Both of America's modern day major political parties have significant histories involving somewhat comparable strategies. While they don't usually dispense liquor, half-truths and bold face lies are part and parcel of the political landscape. Quite often the electorate buys the "hokum" almost lock, stock and barrel.
Since the 2012 election, the term "low information voter" has been bandied around. The reference is to voters who turn out once every four years for presidential elections and otherwise ignore the circus that often is politics in modern America. These voters might be more susceptible to manipulation.
There is no question the electorate varies from election to election. In Wisconsin, it has been accurately noted that no Republican has won statewide elected office in a presidential election year since Bob Kasten did in 1980. Voter turnout is heavier in those years, and thus the number of low information voters increases. Empirical evidence would thus seem to indicate those voters skew toward the Democrats.
It is possible to postulate then that the Democrat party (which is largely controlled by rich coastal elites, academics and the main stream press) is in fact dependent on poorly informed, often dependent on government voters, in order for it to achieve electoral success. How's that for irony?

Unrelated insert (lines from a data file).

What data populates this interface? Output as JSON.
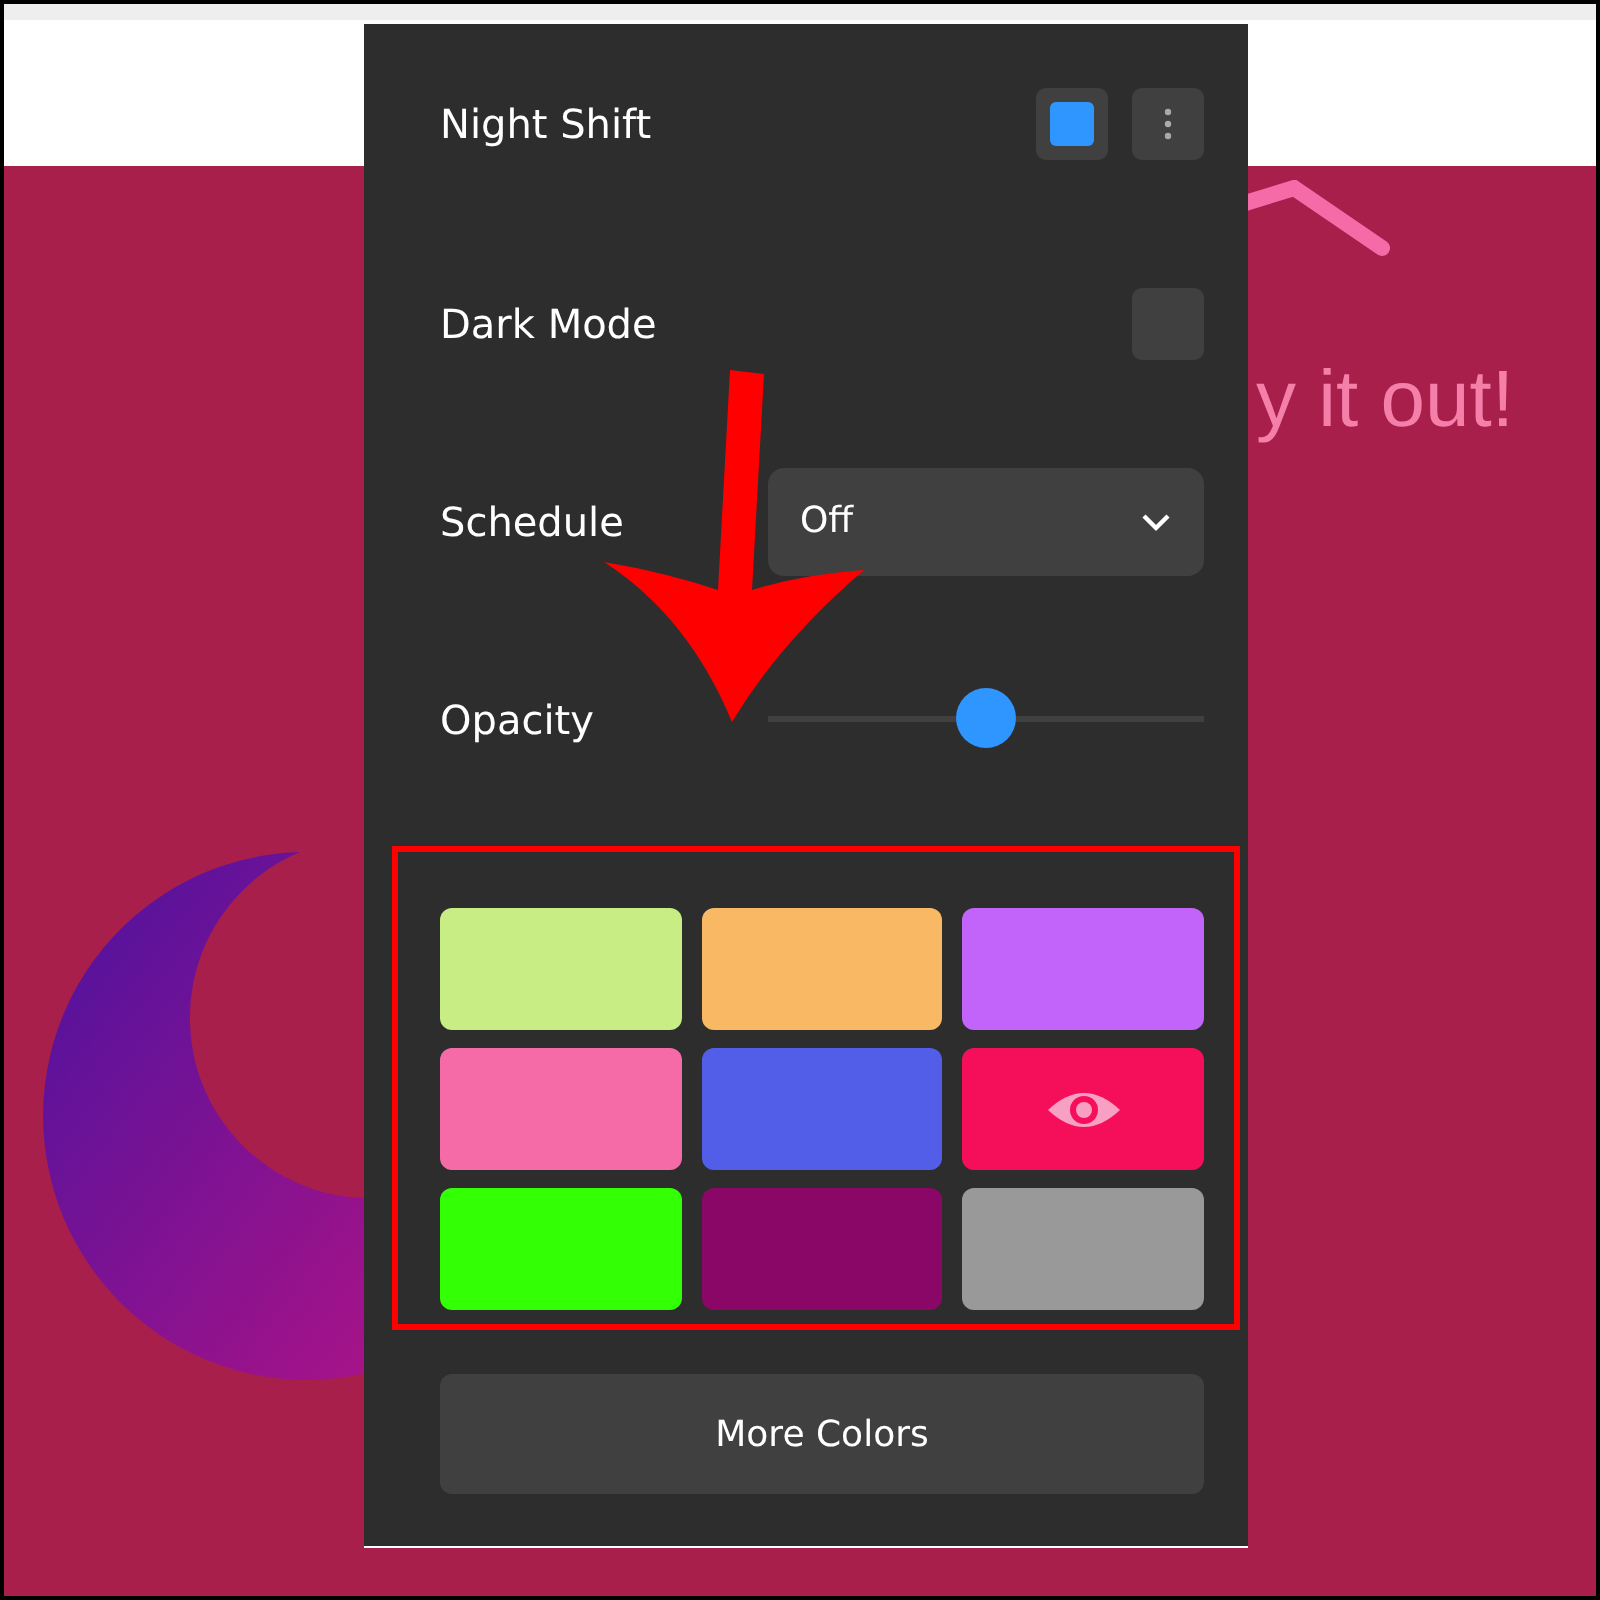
{
  "background_text": "y it out!",
  "header": {
    "title": "Night Shift",
    "enabled": true
  },
  "settings": [
    {
      "kind": "toggle",
      "label": "Dark Mode",
      "checked": false
    },
    {
      "kind": "select",
      "label": "Schedule",
      "value": "Off"
    },
    {
      "kind": "slider",
      "label": "Opacity",
      "level": 0.5
    }
  ],
  "swatches": [
    {
      "color": "#c7ed84",
      "selected": false
    },
    {
      "color": "#f9b964",
      "selected": false
    },
    {
      "color": "#c264f9",
      "selected": false
    },
    {
      "color": "#f56ba8",
      "selected": false
    },
    {
      "color": "#525ee8",
      "selected": false
    },
    {
      "color": "#f50f5a",
      "selected": true
    },
    {
      "color": "#33ff05",
      "selected": false
    },
    {
      "color": "#8a0768",
      "selected": false
    },
    {
      "color": "#999999",
      "selected": false
    }
  ],
  "more_button": "More Colors"
}
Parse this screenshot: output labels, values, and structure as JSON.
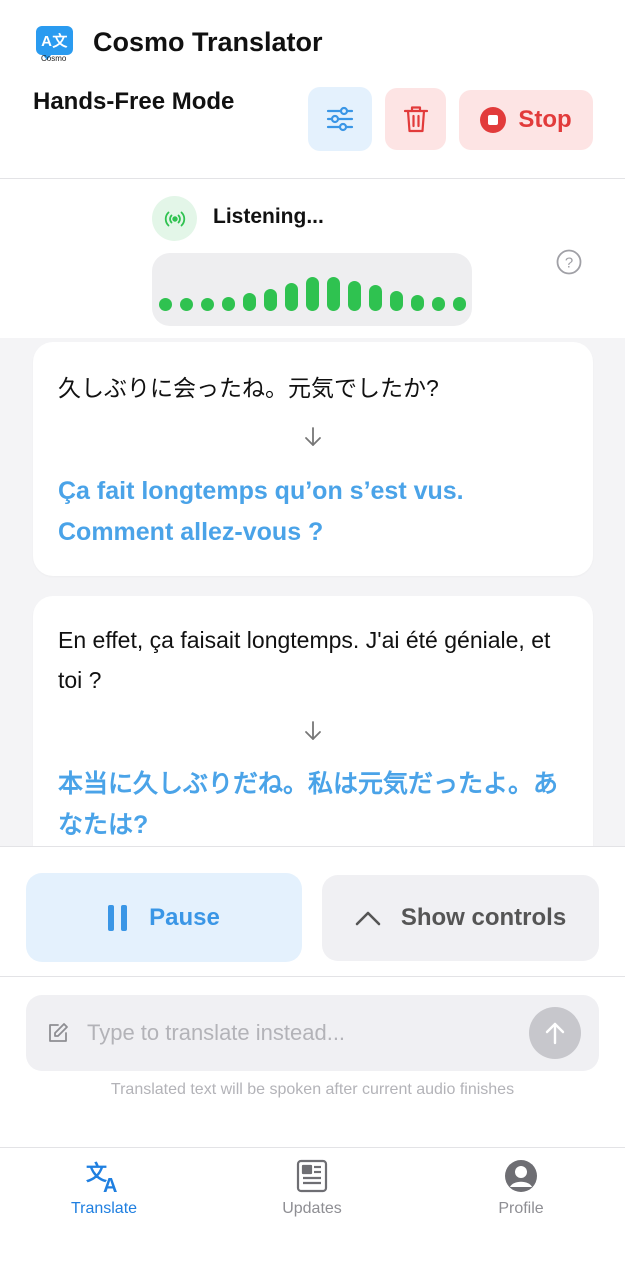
{
  "header": {
    "logo_text": "A文",
    "logo_caption": "Cosmo",
    "app_title": "Cosmo Translator",
    "mode_title": "Hands-Free Mode",
    "stop_label": "Stop"
  },
  "listening": {
    "status": "Listening...",
    "wave_levels": [
      0.25,
      0.3,
      0.3,
      0.35,
      0.45,
      0.55,
      0.7,
      0.85,
      0.85,
      0.75,
      0.65,
      0.5,
      0.4,
      0.35,
      0.35
    ]
  },
  "conversation": [
    {
      "source": "久しぶりに会ったね。元気でしたか?",
      "translation": "Ça fait longtemps qu’on s’est vus. Comment allez-vous ?"
    },
    {
      "source": "En effet, ça faisait longtemps. J'ai été géniale, et toi ?",
      "translation": "本当に久しぶりだね。私は元気だったよ。あなたは?"
    }
  ],
  "controls": {
    "pause_label": "Pause",
    "show_controls_label": "Show controls"
  },
  "input": {
    "placeholder": "Type to translate instead...",
    "value": "",
    "hint": "Translated text will be spoken after current audio finishes"
  },
  "tabs": [
    {
      "label": "Translate",
      "active": true
    },
    {
      "label": "Updates",
      "active": false
    },
    {
      "label": "Profile",
      "active": false
    }
  ],
  "colors": {
    "accent": "#3a96e6",
    "danger": "#e23b3b",
    "listening": "#2fc250",
    "translation_text": "#4aa3e8"
  }
}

I would then ask - is this said same party really interested in helping lift these voters out of poverty or are its interests better served by keeping them dependent and uninformed? Furthermore, how is this different than Washington buying votes by getting people drunk in 1758? Certainly in this case, I'd suggest the hangover appears to be much longer lasting.
Jerome C. Lippert